Disposable vapes are wasting 90 tons of lithium batteries that could otherwise be used in electric vehicles (EVs) and solar panels. These handheld e-cigarettes, priced at around 9 dollars each, contain lithium batteries that are often disposed of after a single use, leading to environmental and resource concerns. The annual discarded lithium from disposable vapes in the United Kingdom alone is enough for 11,000 electric car batteries, impacting the potential for a sustainable energy transition.

Disposable vapes have become increasingly popular, especially among the younger demographic.

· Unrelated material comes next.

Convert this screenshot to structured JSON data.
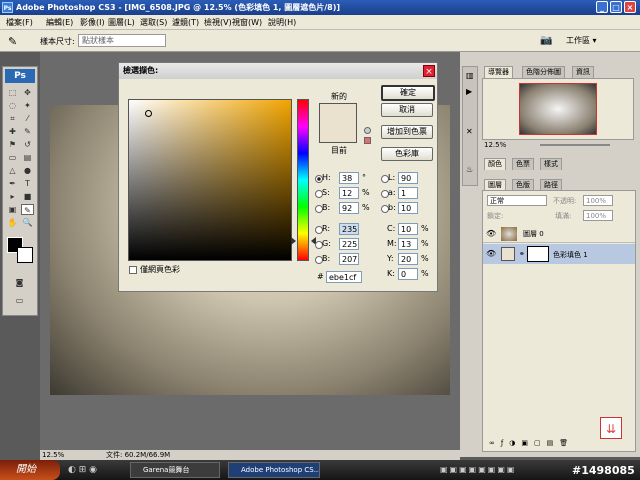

Despite their convenience and various flavors, these devices pose environmental challenges due to their short lifespan and the valuable resources contained within them, particularly lithium batteries.

The lithium batteries used in disposable vapes are generally rechargeable but lack a charging port, resulting in them being discarded after just one use. This leads to a substantial loss of valuable resources, as each disposable vape contains enough lithium for approximately 11,000 electric car batteries.

Users who consume one disposable e-cigarette daily discard the equivalent of more than an iPhone battery each week. The study indicates that in the United Kingdom alone, two disposable vapes are discarded every second, amounting to the disposal of as many batteries as those used in 1,200 electric cars annually.

While manufacturers claim that their products are recyclable, studies show that approximately half of disposable vape users in the UK dispose of their devices in regular waste bins. In the United States, only 15 percent of young people surveyed in 2020 reported proper disposal methods, such as returning devices to a vape shop or an electronic waste collection.

The environmental impact and inadequate disposal rates have prompted calls for a ban on disposable vape devices. Some regions and countries, such as Bayern in Germany and local governments in the United Kingdom, are advocating for such bans. Australia has recently prohibited all e-cigarettes except for those designated for smoking cessation. In Austria, 83 percent of the population supports a ban on disposable e-vapes.

The European Union has taken steps to address the issue through a new battery regulation aimed at prolonging battery lifecycles, reducing CO2 emissions from battery production, and promoting increased recycling. From 2027 onwards, disposable vapes, as currently designed, will not be allowed for sale within the EU.

To prevent the loss of valuable resources in disposable e-cigarettes, efforts are needed to raise awareness about proper disposal methods. Andreas Opelt, Vice President of the Association of Austrian Waste Management Companies, emphasizes the importance of recycling every battery, regardless of its location in products.

As the market for disposable e-cigarettes continues to grow, urgent measures are necessary to address the environmental and resource concerns associated with their usage. Increasing public awareness, implementing proper disposal methods, and regulatory interventions are crucial to mitigate the wastage of lithium batteries and facilitate a sustainable approach towards energy transition.